Delmenhorst's near daily protests and $1.2 million fundraising blitz, which made headlines across Europe, echo the anti-Nazi battles that have erupted in many towns as Germany's right-wing parties have surged.
According to the German Ministry of the Interior, there were about 8,000 politically motivated right-wing crimes between January and August 2006. That's double the number that were counted during the same period in 2004 and a 20 percent increase over 2005. Far-right parties have also made stunning electoral gains in parts of the nation's ragged east.
Experts believe the far-right groups have been able to achieve this success largely by building ideological centers that offer everything from right-wing workshops to rock concerts and social services for the elderly.
"These places are decisive for spreading the far right's influence in local communities and making them a legitimate social force," says right-wing extremism expert Hajo Funke.
Delmenhorst's ordeal started in late July, when the Wilhelm Tietjen Foundation for Fertilization bid $4.4 million for the Hotel am Stadtpark. The organization is directed by Jürgen Rieger, a neo-Nazi lawyer known for defending right-wing extremists and leading an annual march honoring Rudolf Hess, a top Third Reich official. He also wrote a book on the "disastrous" effects of "bastardizing" races.
Mr. Rieger has bought at least six properties since 1995, including a farm, a theater, a former army barracks, and a 19th century manor. His aim is to establish right-wing training facilities, as well as communes and fertility centers for members of the "Nordic blond race."
Delmenhorst's saga finally drew to a close two weeks ago, when the city, with the help of private donations and fundraising efforts, bought the 100-room hotel for some $4 million. The public drew a sigh of relief and politicians waxed triumphant.
"The Nazis are out, the city is united, and we have won the good fight," said Mayor Patrick de La Lanne.
"We knew it would destroy our community," says Günter Feith, a 58-year-old architect. "There would be constant clashes between Nazis and protesters. The streets would always be swarmed with police. You could basically shut our city center down."
It was Mr. Feith and Gerd Renker, a local tax adviser, who launched a fundraising drive to buy the building just days after Rieger's plans became known.
The effort all but transformed the cultural life of this quiet city with a dozen or so fundraising concerts – featuring everything from rock and blues to choral music. At least 10,000 of the city's 80,000 residents also dipped into their own wallets.
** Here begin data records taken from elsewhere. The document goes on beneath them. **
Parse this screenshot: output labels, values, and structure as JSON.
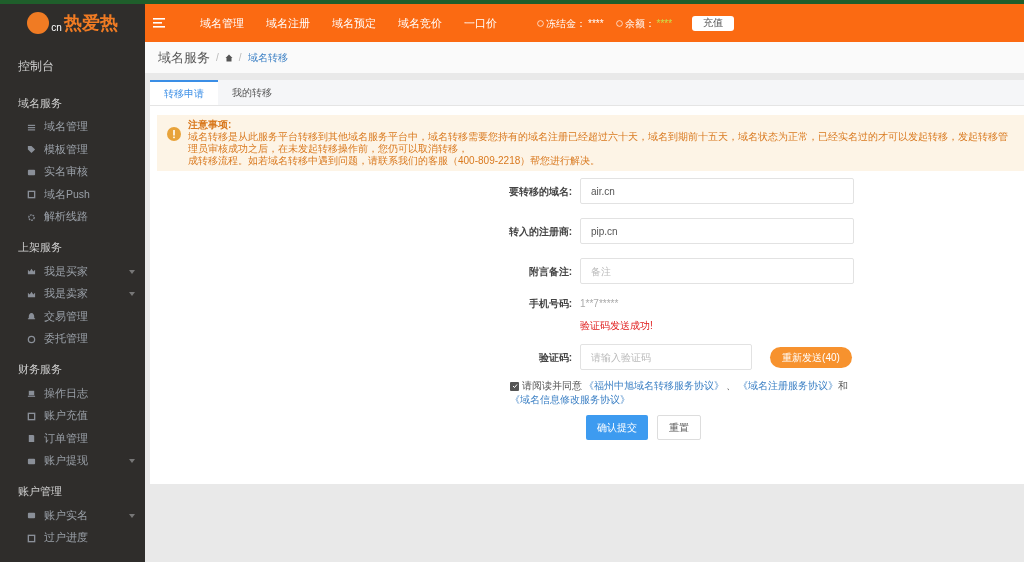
{
  "logo": {
    "text": "热爱热",
    "badge": "cn"
  },
  "top_nav": [
    "域名管理",
    "域名注册",
    "域名预定",
    "域名竞价",
    "一口价"
  ],
  "account": {
    "frozen_label": "冻结金：",
    "frozen_value": "****",
    "balance_label": "余额：",
    "balance_value": "****",
    "recharge_button": "充值"
  },
  "sidebar": {
    "top_item": "控制台",
    "sections": [
      {
        "title": "域名服务",
        "items": [
          {
            "label": "域名管理",
            "kind": "list",
            "expandable": false
          },
          {
            "label": "模板管理",
            "kind": "tag",
            "expandable": false
          },
          {
            "label": "实名审核",
            "kind": "card",
            "expandable": false
          },
          {
            "label": "域名Push",
            "kind": "square",
            "expandable": false
          },
          {
            "label": "解析线路",
            "kind": "gear",
            "expandable": false
          }
        ]
      },
      {
        "title": "上架服务",
        "items": [
          {
            "label": "我是买家",
            "kind": "crown",
            "expandable": true
          },
          {
            "label": "我是卖家",
            "kind": "crown",
            "expandable": true
          },
          {
            "label": "交易管理",
            "kind": "bell",
            "expandable": false
          },
          {
            "label": "委托管理",
            "kind": "circle",
            "expandable": false
          }
        ]
      },
      {
        "title": "财务服务",
        "items": [
          {
            "label": "操作日志",
            "kind": "laptop",
            "expandable": false
          },
          {
            "label": "账户充值",
            "kind": "square",
            "expandable": false
          },
          {
            "label": "订单管理",
            "kind": "file",
            "expandable": false
          },
          {
            "label": "账户提现",
            "kind": "card",
            "expandable": true
          }
        ]
      },
      {
        "title": "账户管理",
        "items": [
          {
            "label": "账户实名",
            "kind": "card",
            "expandable": true
          },
          {
            "label": "过户进度",
            "kind": "square",
            "expandable": false
          }
        ]
      }
    ]
  },
  "breadcrumb": {
    "title": "域名服务",
    "separators": [
      "/",
      "/"
    ],
    "current": "域名转移"
  },
  "tabs": [
    {
      "label": "转移申请",
      "selected": true
    },
    {
      "label": "我的转移",
      "selected": false
    }
  ],
  "notice": {
    "title": "注意事项:",
    "lines": [
      "域名转移是从此服务平台转移到其他域名服务平台中，域名转移需要您持有的域名注册已经超过六十天，域名到期前十五天，域名状态为正常，已经实名过的才可以发起转移，发起转移管理员审核成功之后，在未发起转移操作前，您仍可以取消转移，",
      "成转移流程。如若域名转移中遇到问题，请联系我们的客服（400-809-2218）帮您进行解决。"
    ]
  },
  "form": {
    "fields": [
      {
        "label": "要转移的域名:",
        "value": "air.cn"
      },
      {
        "label": "转入的注册商:",
        "value": "pip.cn"
      },
      {
        "label": "附言备注:",
        "placeholder": "备注"
      }
    ],
    "phone_label": "手机号码:",
    "phone_value": "1**7*****",
    "success_message": "验证码发送成功!",
    "code_label": "验证码:",
    "code_placeholder": "请输入验证码",
    "resend_button": "重新发送(40)",
    "agree": {
      "checked": true,
      "text": "请阅读并同意",
      "links": [
        "《福州中旭域名转移服务协议》",
        "《域名注册服务协议》",
        "《域名信息修改服务协议》"
      ],
      "separator": "、",
      "conjunction": "和"
    },
    "submit_button": "确认提交",
    "reset_button": "重置"
  }
}
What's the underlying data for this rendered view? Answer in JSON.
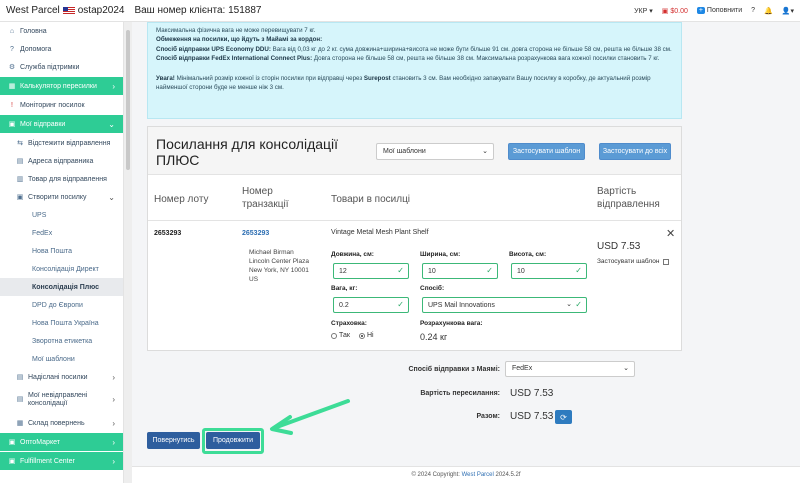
{
  "header": {
    "brand": "West Parcel",
    "username": "ostap2024",
    "client_label": "Ваш номер клієнта: 151887",
    "language": "УКР",
    "balance": "$0.00",
    "topup": "Поповнити"
  },
  "sidebar": {
    "items": [
      {
        "label": "Головна",
        "icon": "home-icon"
      },
      {
        "label": "Допомога",
        "icon": "question-icon"
      },
      {
        "label": "Служба підтримки",
        "icon": "support-icon"
      },
      {
        "label": "Калькулятор пересилки",
        "icon": "calculator-icon"
      },
      {
        "label": "Моніторинг посилок",
        "icon": "alert-icon"
      },
      {
        "label": "Мої відправки",
        "icon": "box-icon"
      },
      {
        "label": "Відстежити відправлення",
        "icon": "track-icon"
      },
      {
        "label": "Адреса відправника",
        "icon": "address-icon"
      },
      {
        "label": "Товар для відправлення",
        "icon": "product-icon"
      },
      {
        "label": "Створити посилку",
        "icon": "create-icon"
      },
      {
        "label": "UPS"
      },
      {
        "label": "FedEx"
      },
      {
        "label": "Нова Пошта"
      },
      {
        "label": "Консолідація Директ"
      },
      {
        "label": "Консолідація Плюс"
      },
      {
        "label": "DPD до Європи"
      },
      {
        "label": "Нова Пошта Україна"
      },
      {
        "label": "Зворотна етикетка"
      },
      {
        "label": "Мої шаблони"
      },
      {
        "label": "Надіслані посилки",
        "icon": "sent-icon"
      },
      {
        "label": "Мої невідправлені консолідації",
        "icon": "unsent-icon"
      },
      {
        "label": "Склад повернень",
        "icon": "warehouse-icon"
      },
      {
        "label": "ОптоМаркет",
        "icon": "market-icon"
      },
      {
        "label": "Fulfillment Center",
        "icon": "fulfillment-icon"
      }
    ]
  },
  "info": {
    "line0": "Максимальна фізична вага не може перевищувати 7 кг.",
    "heading": "Обмеження на посилки, що йдуть з Майамі за кордон:",
    "ups_label": "Спосіб відправки UPS Economy DDU:",
    "ups_text": "Вага від 0,03 кг до 2 кг. сума довжина+ширина+висота не може бути більше 91 см. довга сторона не більше 58 см, решта не більше 38 см.",
    "fedex_label": "Спосіб відправки FedEx International Connect Plus:",
    "fedex_text": "Довга сторона не більше 58 см, решта не більше 38 см. Максимальна розрахункова вага кожної посилки становить 7 кг.",
    "warn_label": "Увага!",
    "warn_text_1": "Мінімальний розмір кожної із сторін посилки при відправці через",
    "warn_bold": "Surepost",
    "warn_text_2": "становить 3 см. Вам необхідно запакувати Вашу посилку в коробку, де актуальний розмір найменшої сторони буде не менше ніж 3 см."
  },
  "card": {
    "title": "Посилання для консолідації ПЛЮС",
    "template_select": "Мої шаблони",
    "apply_template_btn": "Застосувати шаблон",
    "apply_all_btn": "Застосувати до всіх",
    "columns": {
      "lot": "Номер лоту",
      "txn": "Номер транзакції",
      "goods": "Товари в посилці",
      "cost": "Вартість відправлення"
    },
    "row": {
      "lot": "2653293",
      "txn": "2653293",
      "addr1": "Michael Birman",
      "addr2": "Lincoln Center Plaza",
      "addr3": "New York, NY 10001",
      "addr4": "US",
      "product": "Vintage Metal Mesh Plant Shelf",
      "length_label": "Довжина, см:",
      "length": "12",
      "width_label": "Ширина, см:",
      "width": "10",
      "height_label": "Висота, см:",
      "height": "10",
      "weight_label": "Вага, кг:",
      "weight": "0.2",
      "method_label": "Спосіб:",
      "method": "UPS Mail Innovations",
      "insurance_label": "Страховка:",
      "yes": "Так",
      "no": "Ні",
      "calc_weight_label": "Розрахункова вага:",
      "calc_weight": "0.24 кг",
      "price": "USD 7.53",
      "apply_template": "Застосувати шаблон"
    }
  },
  "summary": {
    "ship_method_label": "Спосіб відправки з Маямі:",
    "ship_method": "FedEx",
    "forward_cost_label": "Вартість пересилання:",
    "forward_cost": "USD 7.53",
    "total_label": "Разом:",
    "total": "USD 7.53"
  },
  "actions": {
    "back": "Повернутись",
    "next": "Продовжити"
  },
  "footer": {
    "text": "© 2024 Copyright:",
    "link": "West Parcel",
    "version": "2024.5.2f"
  }
}
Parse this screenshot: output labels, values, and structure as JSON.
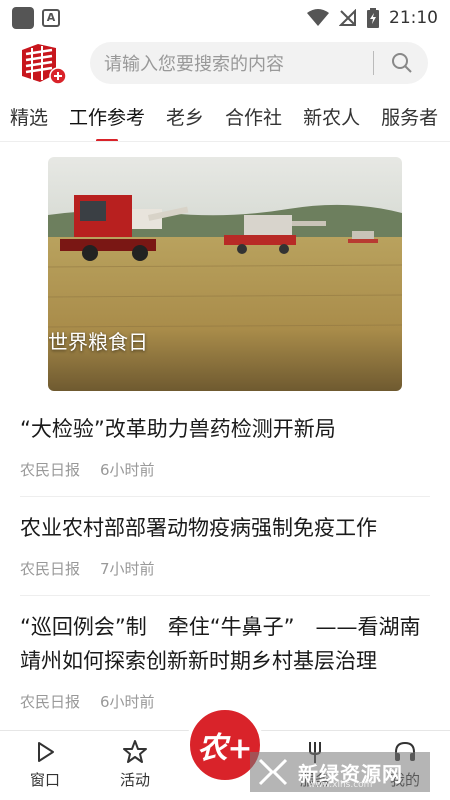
{
  "status_bar": {
    "time": "21:10"
  },
  "search": {
    "placeholder": "请输入您要搜索的内容"
  },
  "tabs": [
    {
      "label": "精选"
    },
    {
      "label": "工作参考"
    },
    {
      "label": "老乡"
    },
    {
      "label": "合作社"
    },
    {
      "label": "新农人"
    },
    {
      "label": "服务者"
    }
  ],
  "active_tab": "工作参考",
  "banner": {
    "caption": "世界粮食日"
  },
  "news": [
    {
      "title": "“大检验”改革助力兽药检测开新局",
      "source": "农民日报",
      "time": "6小时前"
    },
    {
      "title": "农业农村部部署动物疫病强制免疫工作",
      "source": "农民日报",
      "time": "7小时前"
    },
    {
      "title": "“巡回例会”制　牵住“牛鼻子”　——看湖南靖州如何探索创新新时期乡村基层治理",
      "source": "农民日报",
      "time": "6小时前"
    }
  ],
  "bottom_nav": {
    "items": [
      {
        "label": "窗口",
        "icon": "play-icon"
      },
      {
        "label": "活动",
        "icon": "star-icon"
      },
      {
        "label": "服务",
        "icon": "fork-icon"
      },
      {
        "label": "我的",
        "icon": "headset-icon"
      }
    ],
    "center_label": "农+"
  },
  "watermark": {
    "title": "新绿资源网",
    "sub": "www.xlhs.com"
  },
  "colors": {
    "accent": "#d9232a",
    "text": "#222222",
    "muted": "#999999"
  }
}
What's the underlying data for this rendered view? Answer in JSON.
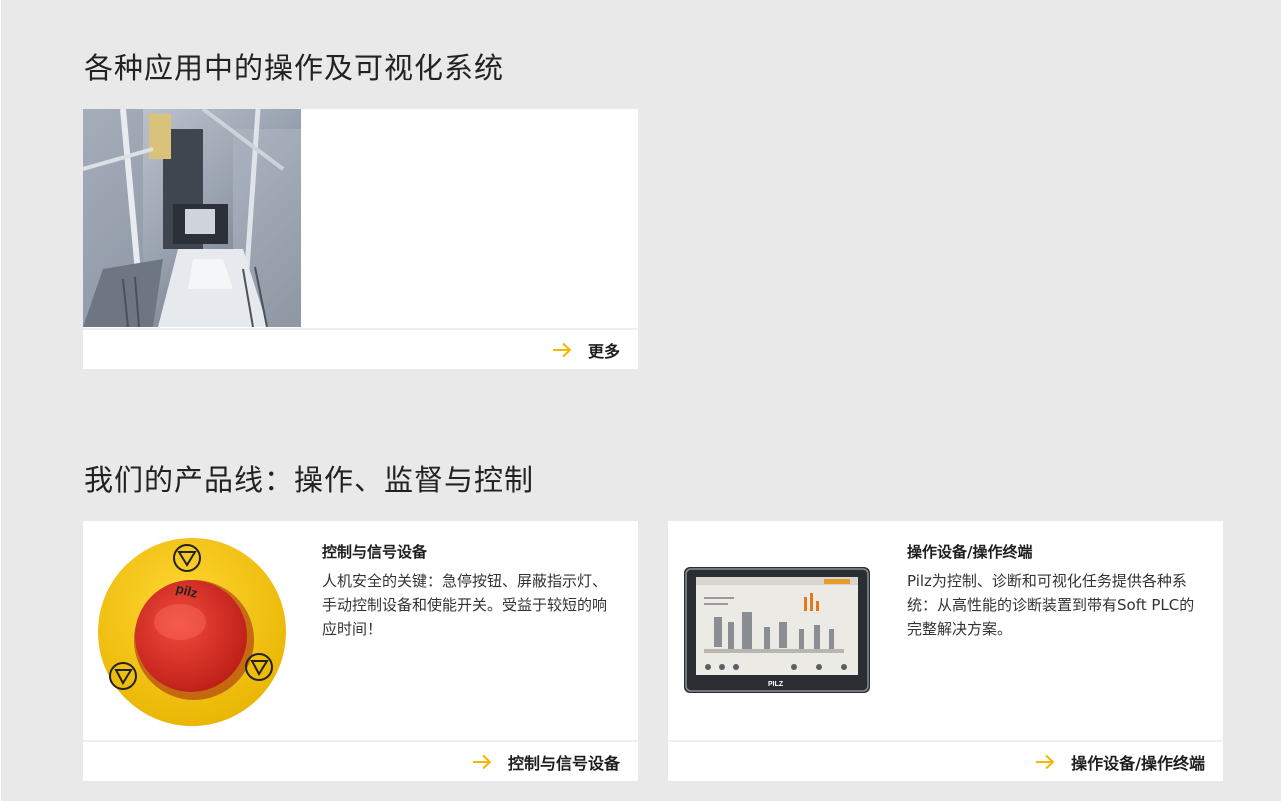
{
  "sections": {
    "applications_title": "各种应用中的操作及可视化系统",
    "product_lines_title": "我们的产品线：操作、监督与控制"
  },
  "application_card": {
    "more_label": "更多"
  },
  "products": [
    {
      "title": "控制与信号设备",
      "description": "人机安全的关键：急停按钮、屏蔽指示灯、手动控制设备和使能开关。受益于较短的响应时间！",
      "link_label": "控制与信号设备"
    },
    {
      "title": "操作设备/操作终端",
      "description": "Pilz为控制、诊断和可视化任务提供各种系统：从高性能的诊断装置到带有Soft PLC的完整解决方案。",
      "link_label": "操作设备/操作终端"
    }
  ],
  "estop_brand": "pilz",
  "panel_brand": "PILZ",
  "colors": {
    "page_bg": "#e9e9e9",
    "card_bg": "#ffffff",
    "accent_arrow": "#f2b800",
    "estop_yellow": "#f4c400",
    "estop_red": "#d9261c"
  },
  "icons": [
    "arrow-right-icon"
  ]
}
Money began to pour in from some unlikely places. Niko Wilker, a 16-year-old high school student, who sports fatigues and combat boots, says he donated most of his $90 allowance one month. "I didn't want to see brown shirts invading the city," he says.
By mid-August, when the deal with Rieger was initially supposed to close, the people of Delmenhorst had raised more than $1 million. But they were still far short of matching Rieger's $4.4 million, and they were making enemies in far-right circles.
Hackers frequently attacked Delmenhorst's anti-Nazi organizing website. Feith started getting death threats. A band of right-wing activists also threatened to go after donors and even posted a list of their names on the Web.
Determined not to give in, officials started scouring the law books. "We tried to create every conceivable legal hurdle to keep the Nazis from buying the hotel," says Mayor de La Lanne.
One scheme involved enlarging the downtown renovation area to include the building. Politicians hoped this would allow the city to buy the hotel at a price determined by a neutral third party. In other words, for much less than Rieger was offering.
In response to the city's plan to rezone the hotel and low-ball Rieger's generous original offer, the hotel's owner, Günter Mergel, threatened to give the building to Rieger's foundation if the group would promise to assume Mr. Mergel's debt of more than $2 million.
Throughout September, Delmenhorst continued to wrangle with Mergel. Meanwhile, Rieger, who had been insisting that the deal was about to close, suddenly fell silent. In early October, German media reported that his foundation had been wiped off the commercial register in Britain, where it was legally based. Some reports speculated that the organization was bankrupt.
Still, the city of Delmenhorst scraped together $3 million and, in mid-October, announced plans to buy the hotel. The deal was finalized on Dec. 20.
Many residents are euphoric. "Never before have we been so strong, so united as a community," says Feith.
But the hefty price tag has launched a new wave of controversy. Some German pundits and Delmenhorst residents now believe the building's previous owner used the Nazi threat as a ploy to get double the appraised value, which was about $1.7 million.
"Mergel played the politicians to get more money," says Luigi Miccoli, who runs an Italian restaurant inside the abandoned hotel complex. "He just used Rieger's name for profit."
Mergel could not be reached for comment. As for Mayor de La Lanne, he insists that the community had no choice but to buy.
"We paid the price we did for political reasons," he explains. "And it was worth paying. If we hadn't, the Nazis would have come in and our city would have been ruined. Life here would never have been the same."